Input data
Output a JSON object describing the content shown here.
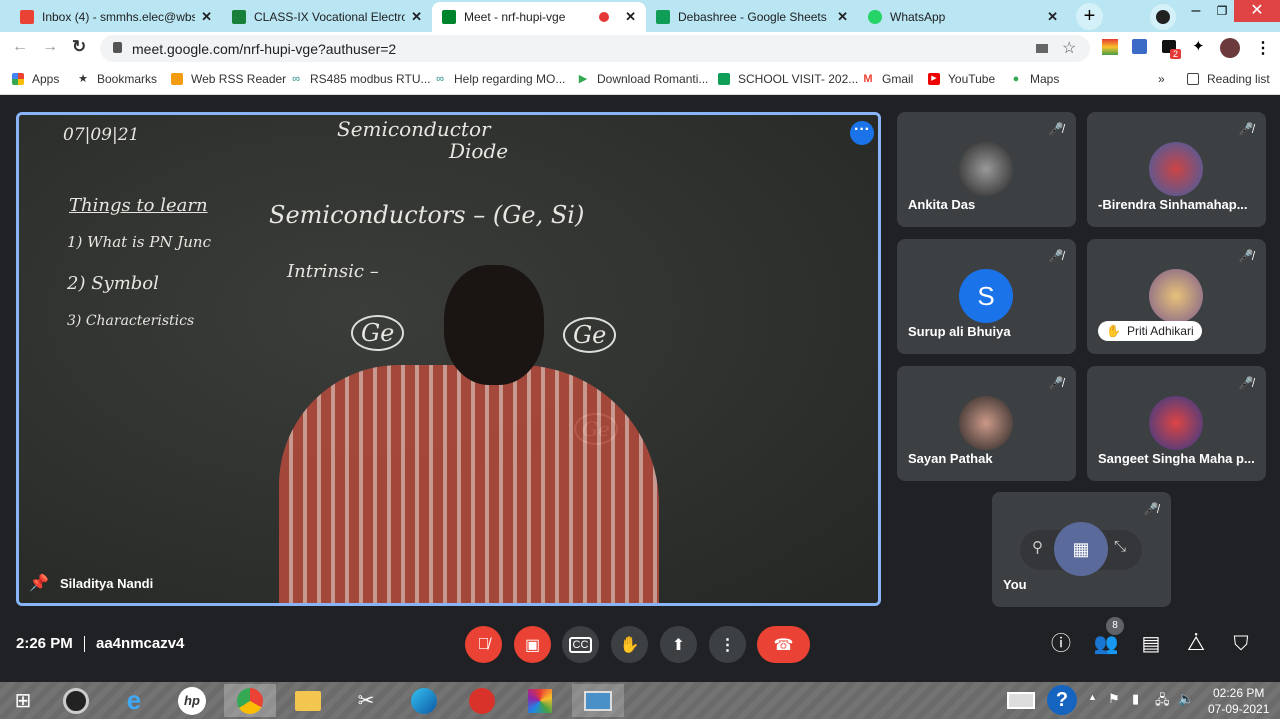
{
  "browser": {
    "tabs": [
      {
        "title": "Inbox (4) - smmhs.elec@wbsct",
        "icon": "gmail-icon",
        "color": "#ea4335"
      },
      {
        "title": "CLASS-IX Vocational Electronic",
        "icon": "classroom-icon",
        "color": "#188038"
      },
      {
        "title": "Meet - nrf-hupi-vge",
        "icon": "meet-icon",
        "color": "#00832d",
        "active": true
      },
      {
        "title": "Debashree - Google Sheets",
        "icon": "sheets-icon",
        "color": "#0f9d58"
      },
      {
        "title": "WhatsApp",
        "icon": "whatsapp-icon",
        "color": "#25d366"
      }
    ],
    "url": "meet.google.com/nrf-hupi-vge?authuser=2",
    "extension_badge": "2",
    "bookmarks": [
      {
        "label": "Apps",
        "icon": "apps-icon"
      },
      {
        "label": "Bookmarks",
        "icon": "star-icon"
      },
      {
        "label": "Web RSS Reader",
        "icon": "rss-icon"
      },
      {
        "label": "RS485 modbus RTU...",
        "icon": "link-icon"
      },
      {
        "label": "Help regarding MO...",
        "icon": "link-icon"
      },
      {
        "label": "Download Romanti...",
        "icon": "play-store-icon"
      },
      {
        "label": "SCHOOL VISIT- 202...",
        "icon": "sheets-icon"
      },
      {
        "label": "Gmail",
        "icon": "gmail-icon"
      },
      {
        "label": "YouTube",
        "icon": "youtube-icon"
      },
      {
        "label": "Maps",
        "icon": "maps-icon"
      }
    ],
    "reading_list": "Reading list"
  },
  "meet": {
    "presenter": "Siladitya Nandi",
    "board": {
      "title1": "Semiconductor",
      "title2": "Diode",
      "date": "07|09|21",
      "heading": "Things to learn",
      "item1": "1) What is PN Junc",
      "item2": "2) Symbol",
      "item3": "3) Characteristics",
      "line1": "Semiconductors – (Ge, Si)",
      "line2": "Intrinsic –",
      "atom": "Ge"
    },
    "participants": [
      {
        "name": "Ankita Das",
        "avatar_color": "#555"
      },
      {
        "name": "-Birendra Sinhamahap...",
        "avatar_color": "#3a5fa8"
      },
      {
        "name": "Surup ali Bhuiya",
        "initial": "S",
        "avatar_color": "#1a73e8"
      },
      {
        "name": "Priti Adhikari",
        "avatar_color": "#c9a36b",
        "hand_raised": true
      },
      {
        "name": "Sayan Pathak",
        "avatar_color": "#6b4a3a"
      },
      {
        "name": "Sangeet Singha Maha p...",
        "avatar_color": "#2d3b8a"
      }
    ],
    "self": {
      "name": "You"
    },
    "time": "2:26 PM",
    "meeting_code": "aa4nmcazv4",
    "people_count": "8"
  },
  "taskbar": {
    "time": "02:26 PM",
    "date": "07-09-2021"
  }
}
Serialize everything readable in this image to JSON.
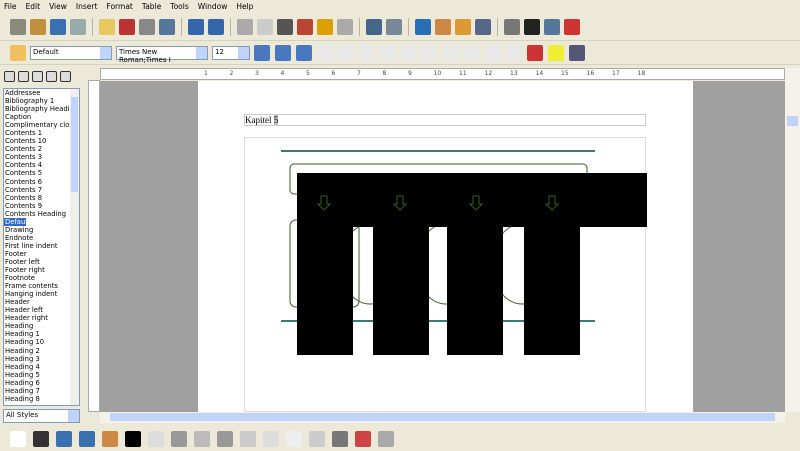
{
  "menu": [
    "File",
    "Edit",
    "View",
    "Insert",
    "Format",
    "Table",
    "Tools",
    "Window",
    "Help"
  ],
  "toolbar_standard": [
    "new-icon",
    "open-icon",
    "save-icon",
    "email-icon",
    "edit-file-icon",
    "export-pdf-icon",
    "print-icon",
    "print-preview-icon",
    "spellcheck-icon",
    "autospellcheck-icon",
    "cut-icon",
    "copy-icon",
    "paste-icon",
    "format-paintbrush-icon",
    "undo-icon",
    "redo-icon",
    "hyperlink-icon",
    "table-icon",
    "show-draw-functions-icon",
    "navigator-icon",
    "stylist-icon",
    "gallery-icon",
    "datasource-icon",
    "nonprinting-chars-icon",
    "zoom-icon",
    "help-icon"
  ],
  "formatting": {
    "style": "Default",
    "font": "Times New Roman;Times I",
    "size": "12",
    "buttons": [
      "bold-icon",
      "italic-icon",
      "underline-icon",
      "align-left-icon",
      "align-center-icon",
      "align-right-icon",
      "justify-icon",
      "ltr-icon",
      "rtl-icon",
      "numbering-icon",
      "bullets-icon",
      "decrease-indent-icon",
      "increase-indent-icon",
      "font-color-icon",
      "highlight-icon",
      "background-color-icon"
    ]
  },
  "stylist": {
    "tabs": [
      "paragraph-styles-icon",
      "character-styles-icon",
      "frame-styles-icon",
      "page-styles-icon",
      "list-styles-icon"
    ],
    "items": [
      "Addressee",
      "Bibliography 1",
      "Bibliography Heading",
      "Caption",
      "Complimentary close",
      "Contents 1",
      "Contents 10",
      "Contents 2",
      "Contents 3",
      "Contents 4",
      "Contents 5",
      "Contents 6",
      "Contents 7",
      "Contents 8",
      "Contents 9",
      "Contents Heading",
      "Default",
      "Drawing",
      "Endnote",
      "First line indent",
      "Footer",
      "Footer left",
      "Footer right",
      "Footnote",
      "Frame contents",
      "Hanging indent",
      "Header",
      "Header left",
      "Header right",
      "Heading",
      "Heading 1",
      "Heading 10",
      "Heading 2",
      "Heading 3",
      "Heading 4",
      "Heading 5",
      "Heading 6",
      "Heading 7",
      "Heading 8"
    ],
    "selected": "Default",
    "filter": "All Styles"
  },
  "ruler_numbers": [
    "1",
    "2",
    "3",
    "4",
    "5",
    "6",
    "7",
    "8",
    "9",
    "10",
    "11",
    "12",
    "13",
    "14",
    "15",
    "16",
    "17",
    "18"
  ],
  "document": {
    "header_label": "Kapitel",
    "header_field": "5"
  },
  "colors": {
    "teal_line": "#3c7a78",
    "green_shape": "#2f5f1a"
  },
  "drawing_toolbar": [
    "select-icon",
    "line-icon",
    "rectangle-icon",
    "ellipse-icon",
    "freeform-icon",
    "text-icon",
    "callout-icon",
    "basic-shapes-icon",
    "symbol-shapes-icon",
    "block-arrows-icon",
    "flowchart-icon",
    "callouts-icon",
    "stars-icon",
    "points-icon",
    "fontwork-icon",
    "from-file-icon",
    "extrusion-icon"
  ]
}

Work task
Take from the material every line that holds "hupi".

Result below
        "title": "Meet - nrf-hupi-vge",
    "url": "meet.google.com/nrf-hupi-vge?authuser=2",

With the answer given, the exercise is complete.